*Supplied information*:
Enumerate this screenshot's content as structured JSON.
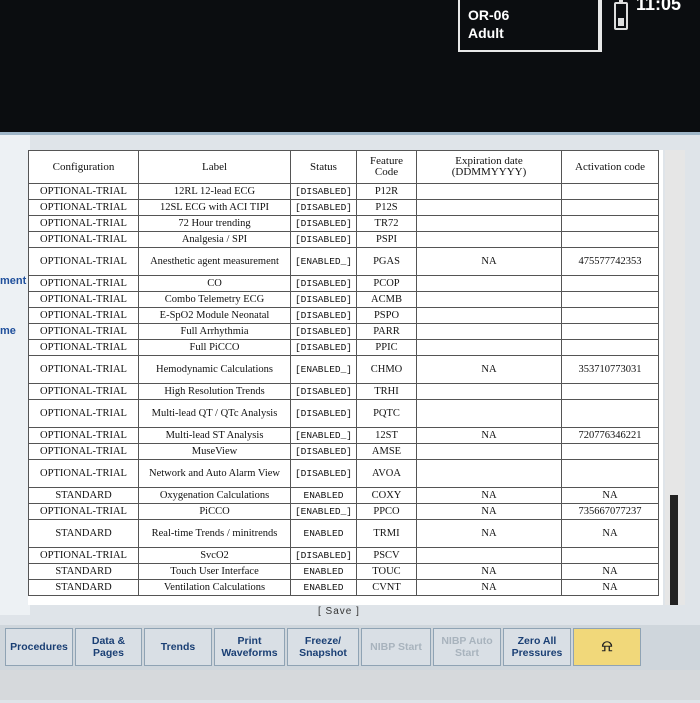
{
  "monitor": {
    "bed": "OR-06",
    "patient_type": "Adult",
    "clock": "11:05",
    "battery_icon": "battery-icon"
  },
  "left_labels": [
    "ment",
    "me"
  ],
  "table": {
    "headers": [
      "Configuration",
      "Label",
      "Status",
      "Feature Code",
      "Expiration date (DDMMYYYY)",
      "Activation code"
    ],
    "rows": [
      {
        "config": "OPTIONAL-TRIAL",
        "label": "12RL 12-lead ECG",
        "status": "[DISABLED]",
        "code": "P12R",
        "exp": "",
        "act": ""
      },
      {
        "config": "OPTIONAL-TRIAL",
        "label": "12SL ECG with ACI TIPI",
        "status": "[DISABLED]",
        "code": "P12S",
        "exp": "",
        "act": ""
      },
      {
        "config": "OPTIONAL-TRIAL",
        "label": "72 Hour trending",
        "status": "[DISABLED]",
        "code": "TR72",
        "exp": "",
        "act": ""
      },
      {
        "config": "OPTIONAL-TRIAL",
        "label": "Analgesia / SPI",
        "status": "[DISABLED]",
        "code": "PSPI",
        "exp": "",
        "act": ""
      },
      {
        "config": "OPTIONAL-TRIAL",
        "label": "Anesthetic agent measurement",
        "status": "[ENABLED_]",
        "code": "PGAS",
        "exp": "NA",
        "act": "475577742353"
      },
      {
        "config": "OPTIONAL-TRIAL",
        "label": "CO",
        "status": "[DISABLED]",
        "code": "PCOP",
        "exp": "",
        "act": ""
      },
      {
        "config": "OPTIONAL-TRIAL",
        "label": "Combo Telemetry ECG",
        "status": "[DISABLED]",
        "code": "ACMB",
        "exp": "",
        "act": ""
      },
      {
        "config": "OPTIONAL-TRIAL",
        "label": "E-SpO2 Module Neonatal",
        "status": "[DISABLED]",
        "code": "PSPO",
        "exp": "",
        "act": ""
      },
      {
        "config": "OPTIONAL-TRIAL",
        "label": "Full Arrhythmia",
        "status": "[DISABLED]",
        "code": "PARR",
        "exp": "",
        "act": ""
      },
      {
        "config": "OPTIONAL-TRIAL",
        "label": "Full PiCCO",
        "status": "[DISABLED]",
        "code": "PPIC",
        "exp": "",
        "act": ""
      },
      {
        "config": "OPTIONAL-TRIAL",
        "label": "Hemodynamic Calculations",
        "status": "[ENABLED_]",
        "code": "CHMO",
        "exp": "NA",
        "act": "353710773031"
      },
      {
        "config": "OPTIONAL-TRIAL",
        "label": "High Resolution Trends",
        "status": "[DISABLED]",
        "code": "TRHI",
        "exp": "",
        "act": ""
      },
      {
        "config": "OPTIONAL-TRIAL",
        "label": "Multi-lead QT / QTc Analysis",
        "status": "[DISABLED]",
        "code": "PQTC",
        "exp": "",
        "act": ""
      },
      {
        "config": "OPTIONAL-TRIAL",
        "label": "Multi-lead ST Analysis",
        "status": "[ENABLED_]",
        "code": "12ST",
        "exp": "NA",
        "act": "720776346221"
      },
      {
        "config": "OPTIONAL-TRIAL",
        "label": "MuseView",
        "status": "[DISABLED]",
        "code": "AMSE",
        "exp": "",
        "act": ""
      },
      {
        "config": "OPTIONAL-TRIAL",
        "label": "Network and Auto Alarm View",
        "status": "[DISABLED]",
        "code": "AVOA",
        "exp": "",
        "act": ""
      },
      {
        "config": "STANDARD",
        "label": "Oxygenation Calculations",
        "status": "ENABLED",
        "code": "COXY",
        "exp": "NA",
        "act": "NA"
      },
      {
        "config": "OPTIONAL-TRIAL",
        "label": "PiCCO",
        "status": "[ENABLED_]",
        "code": "PPCO",
        "exp": "NA",
        "act": "735667077237"
      },
      {
        "config": "STANDARD",
        "label": "Real-time Trends / minitrends",
        "status": "ENABLED",
        "code": "TRMI",
        "exp": "NA",
        "act": "NA"
      },
      {
        "config": "OPTIONAL-TRIAL",
        "label": "SvcO2",
        "status": "[DISABLED]",
        "code": "PSCV",
        "exp": "",
        "act": ""
      },
      {
        "config": "STANDARD",
        "label": "Touch User Interface",
        "status": "ENABLED",
        "code": "TOUC",
        "exp": "NA",
        "act": "NA"
      },
      {
        "config": "STANDARD",
        "label": "Ventilation Calculations",
        "status": "ENABLED",
        "code": "CVNT",
        "exp": "NA",
        "act": "NA"
      }
    ]
  },
  "save_label": "[ Save ]",
  "buttons": [
    {
      "label": "Procedures",
      "state": "enabled"
    },
    {
      "label": "Data & Pages",
      "state": "enabled"
    },
    {
      "label": "Trends",
      "state": "enabled"
    },
    {
      "label": "Print Waveforms",
      "state": "enabled"
    },
    {
      "label": "Freeze/ Snapshot",
      "state": "enabled"
    },
    {
      "label": "NIBP Start",
      "state": "disabled"
    },
    {
      "label": "NIBP Auto Start",
      "state": "disabled"
    },
    {
      "label": "Zero All Pressures",
      "state": "enabled"
    },
    {
      "label": "",
      "state": "alarm",
      "icon": "bell-icon"
    }
  ]
}
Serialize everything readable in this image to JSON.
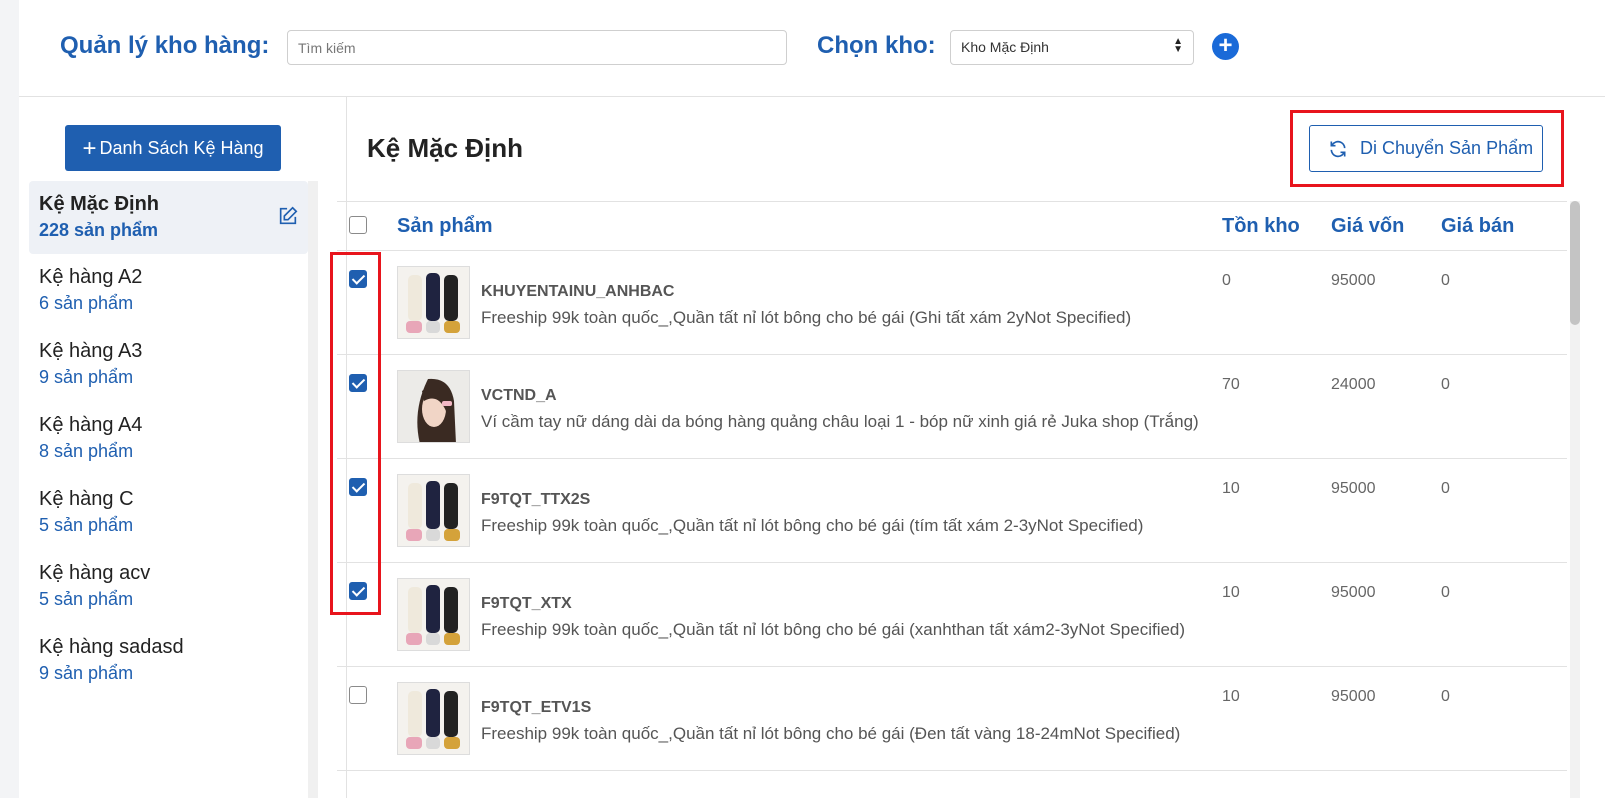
{
  "header": {
    "title": "Quản lý kho hàng:",
    "search_placeholder": "Tìm kiếm",
    "warehouse_label": "Chọn kho:",
    "warehouse_selected": "Kho Mặc Định"
  },
  "sidebar": {
    "list_button": "Danh Sách Kệ Hàng",
    "shelves": [
      {
        "name": "Kệ Mặc Định",
        "count": "228 sản phẩm"
      },
      {
        "name": "Kệ hàng A2",
        "count": "6 sản phẩm"
      },
      {
        "name": "Kệ hàng A3",
        "count": "9 sản phẩm"
      },
      {
        "name": "Kệ hàng A4",
        "count": "8 sản phẩm"
      },
      {
        "name": "Kệ hàng C",
        "count": "5 sản phẩm"
      },
      {
        "name": "Kệ hàng acv",
        "count": "5 sản phẩm"
      },
      {
        "name": "Kệ hàng sadasd",
        "count": "9 sản phẩm"
      }
    ]
  },
  "main": {
    "title": "Kệ Mặc Định",
    "move_button": "Di Chuyển Sản Phẩm",
    "columns": {
      "product": "Sản phẩm",
      "stock": "Tồn kho",
      "cost": "Giá vốn",
      "price": "Giá bán"
    },
    "rows": [
      {
        "checked": true,
        "sku": "KHUYENTAINU_ANHBAC",
        "name": "Freeship 99k toàn quốc_,Quần tất nỉ lót bông cho bé gái (Ghi tất xám 2yNot Specified)",
        "stock": "0",
        "cost": "95000",
        "price": "0"
      },
      {
        "checked": true,
        "sku": "VCTND_A",
        "name": "Ví cầm tay nữ dáng dài da bóng hàng quảng châu loại 1 - bóp nữ xinh giá rẻ Juka shop (Trắng)",
        "stock": "70",
        "cost": "24000",
        "price": "0"
      },
      {
        "checked": true,
        "sku": "F9TQT_TTX2S",
        "name": "Freeship 99k toàn quốc_,Quần tất nỉ lót bông cho bé gái (tím tất xám 2-3yNot Specified)",
        "stock": "10",
        "cost": "95000",
        "price": "0"
      },
      {
        "checked": true,
        "sku": "F9TQT_XTX",
        "name": "Freeship 99k toàn quốc_,Quần tất nỉ lót bông cho bé gái (xanhthan tất xám2-3yNot Specified)",
        "stock": "10",
        "cost": "95000",
        "price": "0"
      },
      {
        "checked": false,
        "sku": "F9TQT_ETV1S",
        "name": "Freeship 99k toàn quốc_,Quần tất nỉ lót bông cho bé gái (Đen tất vàng 18-24mNot Specified)",
        "stock": "10",
        "cost": "95000",
        "price": "0"
      }
    ]
  },
  "colors": {
    "accent": "#1f5fb0",
    "highlight": "#e8141c"
  }
}
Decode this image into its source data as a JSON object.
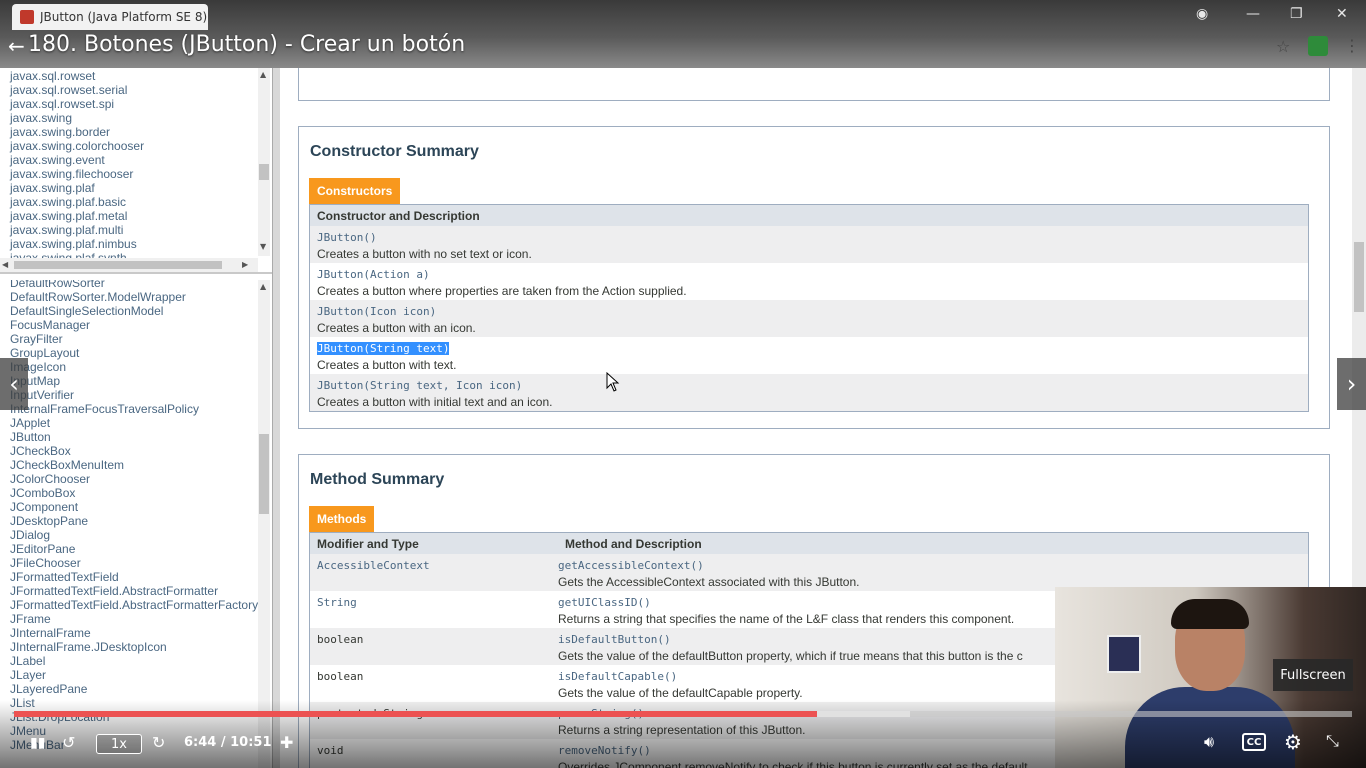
{
  "browser": {
    "tab_title": "JButton (Java Platform SE 8)",
    "video_title": "180. Botones (JButton) - Crear un botón"
  },
  "packages": [
    "javax.sql.rowset",
    "javax.sql.rowset.serial",
    "javax.sql.rowset.spi",
    "javax.swing",
    "javax.swing.border",
    "javax.swing.colorchooser",
    "javax.swing.event",
    "javax.swing.filechooser",
    "javax.swing.plaf",
    "javax.swing.plaf.basic",
    "javax.swing.plaf.metal",
    "javax.swing.plaf.multi",
    "javax.swing.plaf.nimbus",
    "javax.swing.plaf.synth"
  ],
  "classes": [
    "DefaultRowSorter",
    "DefaultRowSorter.ModelWrapper",
    "DefaultSingleSelectionModel",
    "FocusManager",
    "GrayFilter",
    "GroupLayout",
    "ImageIcon",
    "InputMap",
    "InputVerifier",
    "InternalFrameFocusTraversalPolicy",
    "JApplet",
    "JButton",
    "JCheckBox",
    "JCheckBoxMenuItem",
    "JColorChooser",
    "JComboBox",
    "JComponent",
    "JDesktopPane",
    "JDialog",
    "JEditorPane",
    "JFileChooser",
    "JFormattedTextField",
    "JFormattedTextField.AbstractFormatter",
    "JFormattedTextField.AbstractFormatterFactory",
    "JFrame",
    "JInternalFrame",
    "JInternalFrame.JDesktopIcon",
    "JLabel",
    "JLayer",
    "JLayeredPane",
    "JList",
    "JList.DropLocation",
    "JMenu",
    "JMenuBar"
  ],
  "constructor_summary": {
    "heading": "Constructor Summary",
    "caption": "Constructors",
    "column_header": "Constructor and Description",
    "rows": [
      {
        "signature": "JButton()",
        "description": "Creates a button with no set text or icon."
      },
      {
        "signature": "JButton(Action a)",
        "description": "Creates a button where properties are taken from the Action supplied."
      },
      {
        "signature": "JButton(Icon icon)",
        "description": "Creates a button with an icon."
      },
      {
        "signature": "JButton(String text)",
        "description": "Creates a button with text.",
        "selected": true
      },
      {
        "signature": "JButton(String text, Icon icon)",
        "description": "Creates a button with initial text and an icon."
      }
    ]
  },
  "method_summary": {
    "heading": "Method Summary",
    "caption": "Methods",
    "col1_header": "Modifier and Type",
    "col2_header": "Method and Description",
    "rows": [
      {
        "type": "AccessibleContext",
        "method": "getAccessibleContext()",
        "description": "Gets the AccessibleContext associated with this JButton."
      },
      {
        "type": "String",
        "method": "getUIClassID()",
        "description": "Returns a string that specifies the name of the L&F class that renders this component."
      },
      {
        "type": "boolean",
        "method": "isDefaultButton()",
        "description": "Gets the value of the defaultButton property, which if true means that this button is the c"
      },
      {
        "type": "boolean",
        "method": "isDefaultCapable()",
        "description": "Gets the value of the defaultCapable property."
      },
      {
        "type": "protected String",
        "method": "paramString()",
        "description": "Returns a string representation of this JButton."
      },
      {
        "type": "void",
        "method": "removeNotify()",
        "description": "Overrides JComponent.removeNotify to check if this button is currently set as the default"
      }
    ]
  },
  "player": {
    "speed": "1x",
    "time": "6:44 / 10:51",
    "progress_played": 0.6,
    "progress_buffered": 0.67,
    "tooltip": "Fullscreen",
    "colors": {
      "progress": "#ec5252",
      "caption_orange": "#f8981d"
    }
  },
  "icons": [
    "back-arrow-icon",
    "star-icon",
    "menu-icon",
    "chevron-left-icon",
    "chevron-right-icon",
    "rewind-icon",
    "forward-icon",
    "volume-icon",
    "cc-icon",
    "settings-icon",
    "fullscreen-icon"
  ]
}
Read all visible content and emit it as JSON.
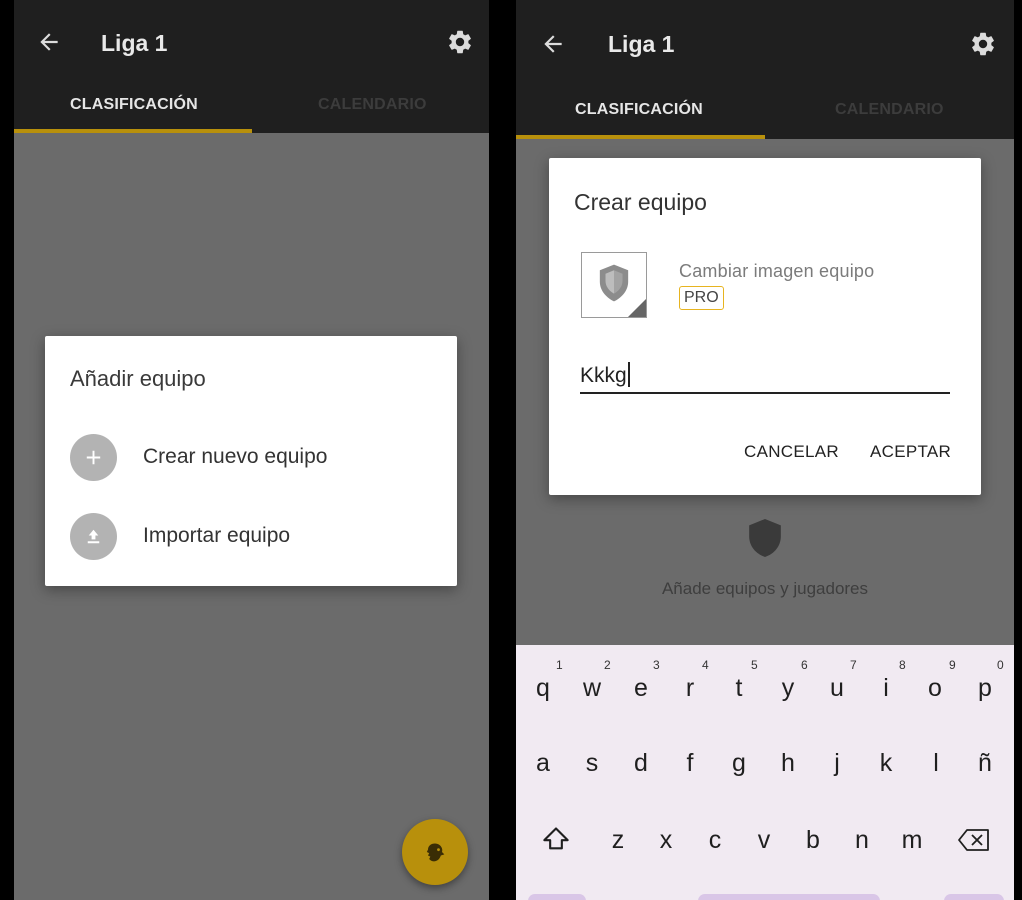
{
  "left": {
    "appbar": {
      "title": "Liga 1"
    },
    "tabs": {
      "active": "CLASIFICACIÓN",
      "inactive": "CALENDARIO"
    },
    "dialog": {
      "title": "Añadir equipo",
      "options": [
        {
          "label": "Crear nuevo equipo",
          "icon": "plus-icon"
        },
        {
          "label": "Importar equipo",
          "icon": "upload-icon"
        }
      ]
    },
    "fab": {
      "icon": "lion-icon"
    }
  },
  "right": {
    "appbar": {
      "title": "Liga 1"
    },
    "tabs": {
      "active": "CLASIFICACIÓN",
      "inactive": "CALENDARIO"
    },
    "empty_state": {
      "text": "Añade equipos y jugadores",
      "icon": "shield-icon"
    },
    "dialog": {
      "title": "Crear equipo",
      "change_image": "Cambiar imagen equipo",
      "pro_badge": "PRO",
      "team_name_value": "Kkkg",
      "cancel": "CANCELAR",
      "accept": "ACEPTAR"
    },
    "keyboard": {
      "row1": [
        "q",
        "w",
        "e",
        "r",
        "t",
        "y",
        "u",
        "i",
        "o",
        "p"
      ],
      "row1_hints": [
        "1",
        "2",
        "3",
        "4",
        "5",
        "6",
        "7",
        "8",
        "9",
        "0"
      ],
      "row2": [
        "a",
        "s",
        "d",
        "f",
        "g",
        "h",
        "j",
        "k",
        "l",
        "ñ"
      ],
      "row3": [
        "z",
        "x",
        "c",
        "v",
        "b",
        "n",
        "m"
      ]
    }
  },
  "colors": {
    "accent": "#b8900c",
    "toolbar": "#1f1f1f",
    "scrim": "#6b6b6b",
    "pro_border": "#e7b420",
    "keyboard_bg": "#f1eaf2"
  }
}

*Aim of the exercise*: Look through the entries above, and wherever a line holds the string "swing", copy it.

*Output*:
    "javax.swing",
    "javax.swing.border",
    "javax.swing.colorchooser",
    "javax.swing.event",
    "javax.swing.filechooser",
    "javax.swing.plaf",
    "javax.swing.plaf.basic",
    "javax.swing.plaf.metal",
    "javax.swing.plaf.multi",
    "javax.swing.plaf.nimbus",
    "javax.swing.plaf.synth"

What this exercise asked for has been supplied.